BPD critisized for camping, disorderly conduct citations


Dozens of Boise's homeless gather in the alley beside Interfaith Sanctuary every evening, waiting for the doors to open. While most of the people gathered there prefer a warm cot to a bedroll under a bridge, only one man told citydesk that Boise's anti-camping ordinance--which the city just stiffened in the face of a lawsuit--is good policy.
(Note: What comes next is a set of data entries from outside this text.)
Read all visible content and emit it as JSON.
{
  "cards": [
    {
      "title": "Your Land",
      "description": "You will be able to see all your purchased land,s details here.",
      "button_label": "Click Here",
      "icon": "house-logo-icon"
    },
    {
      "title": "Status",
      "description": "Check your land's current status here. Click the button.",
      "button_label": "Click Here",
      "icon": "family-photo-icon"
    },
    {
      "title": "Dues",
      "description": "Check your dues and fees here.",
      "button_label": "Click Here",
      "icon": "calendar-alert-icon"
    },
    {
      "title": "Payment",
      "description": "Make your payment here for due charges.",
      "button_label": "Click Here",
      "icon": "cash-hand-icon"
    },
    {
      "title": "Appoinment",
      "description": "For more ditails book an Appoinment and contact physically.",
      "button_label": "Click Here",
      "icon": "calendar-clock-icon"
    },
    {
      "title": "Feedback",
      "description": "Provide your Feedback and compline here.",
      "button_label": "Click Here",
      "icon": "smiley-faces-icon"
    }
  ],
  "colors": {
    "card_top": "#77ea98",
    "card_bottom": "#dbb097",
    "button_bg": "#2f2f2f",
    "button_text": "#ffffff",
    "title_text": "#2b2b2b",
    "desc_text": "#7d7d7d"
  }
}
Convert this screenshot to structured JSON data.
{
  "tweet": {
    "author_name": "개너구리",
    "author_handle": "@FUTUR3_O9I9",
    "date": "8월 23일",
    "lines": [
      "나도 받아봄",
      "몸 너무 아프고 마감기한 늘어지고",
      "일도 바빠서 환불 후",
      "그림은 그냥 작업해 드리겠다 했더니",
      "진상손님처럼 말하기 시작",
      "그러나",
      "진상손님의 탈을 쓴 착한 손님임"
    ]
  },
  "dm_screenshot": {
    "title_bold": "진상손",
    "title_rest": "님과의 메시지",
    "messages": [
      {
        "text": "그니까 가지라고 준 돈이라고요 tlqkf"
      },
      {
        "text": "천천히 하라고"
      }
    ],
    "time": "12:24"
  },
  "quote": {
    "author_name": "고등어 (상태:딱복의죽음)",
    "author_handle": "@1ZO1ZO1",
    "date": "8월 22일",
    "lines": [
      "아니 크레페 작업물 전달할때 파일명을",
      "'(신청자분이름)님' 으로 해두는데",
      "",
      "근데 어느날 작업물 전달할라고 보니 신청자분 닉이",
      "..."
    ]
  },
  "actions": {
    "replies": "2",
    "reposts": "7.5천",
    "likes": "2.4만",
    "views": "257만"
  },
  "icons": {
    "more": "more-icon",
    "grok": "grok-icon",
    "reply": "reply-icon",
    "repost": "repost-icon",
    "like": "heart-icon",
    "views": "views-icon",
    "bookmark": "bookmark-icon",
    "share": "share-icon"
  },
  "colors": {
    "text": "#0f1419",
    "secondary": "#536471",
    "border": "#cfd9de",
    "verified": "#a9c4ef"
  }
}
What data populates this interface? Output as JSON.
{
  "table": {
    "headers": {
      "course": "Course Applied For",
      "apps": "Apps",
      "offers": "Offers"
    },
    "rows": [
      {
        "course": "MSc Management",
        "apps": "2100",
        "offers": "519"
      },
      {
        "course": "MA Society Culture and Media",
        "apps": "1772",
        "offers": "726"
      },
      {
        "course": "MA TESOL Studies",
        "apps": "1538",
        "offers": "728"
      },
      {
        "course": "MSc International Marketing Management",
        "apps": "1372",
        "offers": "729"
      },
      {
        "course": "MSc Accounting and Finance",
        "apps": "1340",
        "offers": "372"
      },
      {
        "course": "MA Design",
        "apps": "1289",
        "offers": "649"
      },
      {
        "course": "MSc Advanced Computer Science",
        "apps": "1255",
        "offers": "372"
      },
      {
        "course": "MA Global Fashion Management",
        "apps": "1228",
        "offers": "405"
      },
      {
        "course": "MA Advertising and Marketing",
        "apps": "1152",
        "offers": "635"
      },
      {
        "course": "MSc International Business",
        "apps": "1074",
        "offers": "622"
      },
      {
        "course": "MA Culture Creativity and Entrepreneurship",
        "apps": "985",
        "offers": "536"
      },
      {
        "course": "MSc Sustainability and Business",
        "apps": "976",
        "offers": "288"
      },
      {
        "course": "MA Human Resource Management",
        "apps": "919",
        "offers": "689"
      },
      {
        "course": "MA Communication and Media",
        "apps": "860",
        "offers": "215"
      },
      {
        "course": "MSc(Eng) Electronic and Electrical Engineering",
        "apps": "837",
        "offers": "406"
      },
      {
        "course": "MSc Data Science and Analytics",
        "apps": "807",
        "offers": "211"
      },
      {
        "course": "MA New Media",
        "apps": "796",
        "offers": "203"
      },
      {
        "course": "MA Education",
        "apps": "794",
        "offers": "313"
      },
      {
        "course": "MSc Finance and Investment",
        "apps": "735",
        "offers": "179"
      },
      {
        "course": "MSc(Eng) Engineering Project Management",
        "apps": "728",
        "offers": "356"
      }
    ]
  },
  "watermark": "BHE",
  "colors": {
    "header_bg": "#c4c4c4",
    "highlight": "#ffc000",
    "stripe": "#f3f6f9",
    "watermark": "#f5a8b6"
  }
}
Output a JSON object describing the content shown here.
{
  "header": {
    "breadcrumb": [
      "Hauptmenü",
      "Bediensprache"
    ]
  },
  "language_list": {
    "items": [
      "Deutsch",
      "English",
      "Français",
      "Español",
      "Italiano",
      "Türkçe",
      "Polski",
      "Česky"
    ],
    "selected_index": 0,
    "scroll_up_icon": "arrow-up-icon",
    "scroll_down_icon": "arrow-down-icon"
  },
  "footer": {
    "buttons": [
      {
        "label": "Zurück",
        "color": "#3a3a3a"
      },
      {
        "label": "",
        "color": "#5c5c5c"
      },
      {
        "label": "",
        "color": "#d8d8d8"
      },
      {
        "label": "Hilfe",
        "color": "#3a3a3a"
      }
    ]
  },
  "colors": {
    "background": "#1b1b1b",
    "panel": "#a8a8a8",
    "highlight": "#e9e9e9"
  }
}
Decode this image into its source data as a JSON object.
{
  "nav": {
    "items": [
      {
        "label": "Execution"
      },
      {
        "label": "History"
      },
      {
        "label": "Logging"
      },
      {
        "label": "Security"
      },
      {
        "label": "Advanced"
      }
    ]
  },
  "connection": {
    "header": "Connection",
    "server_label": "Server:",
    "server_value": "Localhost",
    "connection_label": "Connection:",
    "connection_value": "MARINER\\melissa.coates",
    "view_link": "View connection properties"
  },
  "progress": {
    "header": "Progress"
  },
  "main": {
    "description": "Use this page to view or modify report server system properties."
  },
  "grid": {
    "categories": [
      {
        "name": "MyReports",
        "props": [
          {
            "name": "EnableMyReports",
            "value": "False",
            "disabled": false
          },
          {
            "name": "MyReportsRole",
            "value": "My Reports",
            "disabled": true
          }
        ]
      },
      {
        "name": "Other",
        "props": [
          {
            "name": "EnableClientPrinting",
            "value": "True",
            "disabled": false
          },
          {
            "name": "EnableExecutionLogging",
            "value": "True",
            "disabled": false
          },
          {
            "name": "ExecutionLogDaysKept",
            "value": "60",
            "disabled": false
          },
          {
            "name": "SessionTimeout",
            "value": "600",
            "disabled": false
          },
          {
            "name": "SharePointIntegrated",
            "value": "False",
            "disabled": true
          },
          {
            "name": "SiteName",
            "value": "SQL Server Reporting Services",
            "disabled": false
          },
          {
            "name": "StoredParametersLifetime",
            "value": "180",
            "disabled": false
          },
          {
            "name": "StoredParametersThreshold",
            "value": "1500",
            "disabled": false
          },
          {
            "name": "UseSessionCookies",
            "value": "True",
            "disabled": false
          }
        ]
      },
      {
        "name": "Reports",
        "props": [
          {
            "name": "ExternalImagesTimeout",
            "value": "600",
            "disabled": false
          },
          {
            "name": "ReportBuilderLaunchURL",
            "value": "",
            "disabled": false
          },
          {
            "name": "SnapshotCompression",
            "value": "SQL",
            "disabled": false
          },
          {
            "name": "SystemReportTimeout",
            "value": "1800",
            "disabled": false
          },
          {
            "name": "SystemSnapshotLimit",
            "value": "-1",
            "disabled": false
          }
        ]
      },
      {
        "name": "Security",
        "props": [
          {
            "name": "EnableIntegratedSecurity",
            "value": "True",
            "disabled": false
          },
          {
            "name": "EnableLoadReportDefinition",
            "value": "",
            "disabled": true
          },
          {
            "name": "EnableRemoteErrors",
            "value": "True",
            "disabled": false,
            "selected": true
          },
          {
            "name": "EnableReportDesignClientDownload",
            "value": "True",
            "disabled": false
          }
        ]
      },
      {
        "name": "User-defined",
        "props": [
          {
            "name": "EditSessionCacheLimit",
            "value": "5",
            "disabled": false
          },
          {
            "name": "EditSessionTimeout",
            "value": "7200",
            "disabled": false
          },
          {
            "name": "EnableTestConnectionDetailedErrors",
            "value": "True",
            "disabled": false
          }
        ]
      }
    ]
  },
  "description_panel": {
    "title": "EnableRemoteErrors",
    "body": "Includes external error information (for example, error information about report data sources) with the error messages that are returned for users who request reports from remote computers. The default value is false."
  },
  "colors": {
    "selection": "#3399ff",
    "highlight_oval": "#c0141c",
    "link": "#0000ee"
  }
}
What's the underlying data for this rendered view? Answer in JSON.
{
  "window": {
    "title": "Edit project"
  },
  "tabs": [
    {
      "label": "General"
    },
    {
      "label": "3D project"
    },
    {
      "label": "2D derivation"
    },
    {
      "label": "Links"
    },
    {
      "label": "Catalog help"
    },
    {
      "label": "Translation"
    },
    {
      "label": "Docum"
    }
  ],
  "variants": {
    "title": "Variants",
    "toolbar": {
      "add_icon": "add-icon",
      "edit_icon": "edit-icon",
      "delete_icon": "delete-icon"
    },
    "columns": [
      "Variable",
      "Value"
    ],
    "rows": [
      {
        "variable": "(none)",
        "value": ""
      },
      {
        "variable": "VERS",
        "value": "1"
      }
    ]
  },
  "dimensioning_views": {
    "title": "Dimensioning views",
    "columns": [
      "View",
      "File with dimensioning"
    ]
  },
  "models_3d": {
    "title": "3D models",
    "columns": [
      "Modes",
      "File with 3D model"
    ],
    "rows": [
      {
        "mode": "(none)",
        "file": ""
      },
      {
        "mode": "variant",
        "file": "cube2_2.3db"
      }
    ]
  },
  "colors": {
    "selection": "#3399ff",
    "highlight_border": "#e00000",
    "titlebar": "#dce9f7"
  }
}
Most said the city should let the homeless be.

"If people want to camp out, let 'em camp out," said Larry Grider, a retired construction worker who has been on the streets for a year and a half. "If I had the gear, I probably would."

The federal lawsuit, brought by Idaho Legal Aid Services Inc. on behalf of seven homeless men and women, argues that the Boise Police Department practice of ticketing homeless people for sleeping outside is unconstitutional.

"These people have nowhere else to sleep, and you're basically making them criminals," said Howard Belodoff, the attorney representing the homeless. "You can't criminalize behavior that is not really criminal--everybody has to sleep."

The city will file a response this week.

"There is no merit to their lawsuit and the city intends to vigorously defend the lawsuit," said Assistant City Attorney Valencia Bilyeu.

The lawsuit argues that since there are not enough shelter beds in Boise for 2,000 to 4,500 people on any given night, ticketing people for camping or for disorderly conduct means that homeless people are not able to stay in the city.

"Enforcement of these ordinances therefore serves the purpose and has the effect of driving homeless people out of the city or deterring them from entering city," the lawsuit states.

Soon after the lawsuit was filed, the Boise City Council unanimously passed a new definition of camping as, "use of public property as a temporary or permanent place of dwelling, lodging, or residence, or as a living accommodation at anytime between sunset and sunrise, or as a sojourn."

The resolution containing the new definition stated that camping in public parks and along the river negatively impacts other people's use of those amenities, but it specified that the anti-camping law not be enforced unconstitutionally, which Belodoff considers a nod to the pending lawsuit.

Belodoff said the new anti-camping definition does not affect the claims in the lawsuit.

Each of the Boise plaintiffs has been cited numerous times by Boise Police for camping in the city or for disorderly conduct, which includes sleeping in public.

Not only can't they afford the fines associated with these tickets, but the citations often constitute a criminal record and hinder their attempts to get housing and jobs.

"It's unconstitutional," said Jimmy Moore, a homeless man who testified against the City Council action on camping and who recently beat a camping ticket.

"You're giving tickets to homeless people that can't pay; you're going to crowd the jails with homeless people who are just sleeping."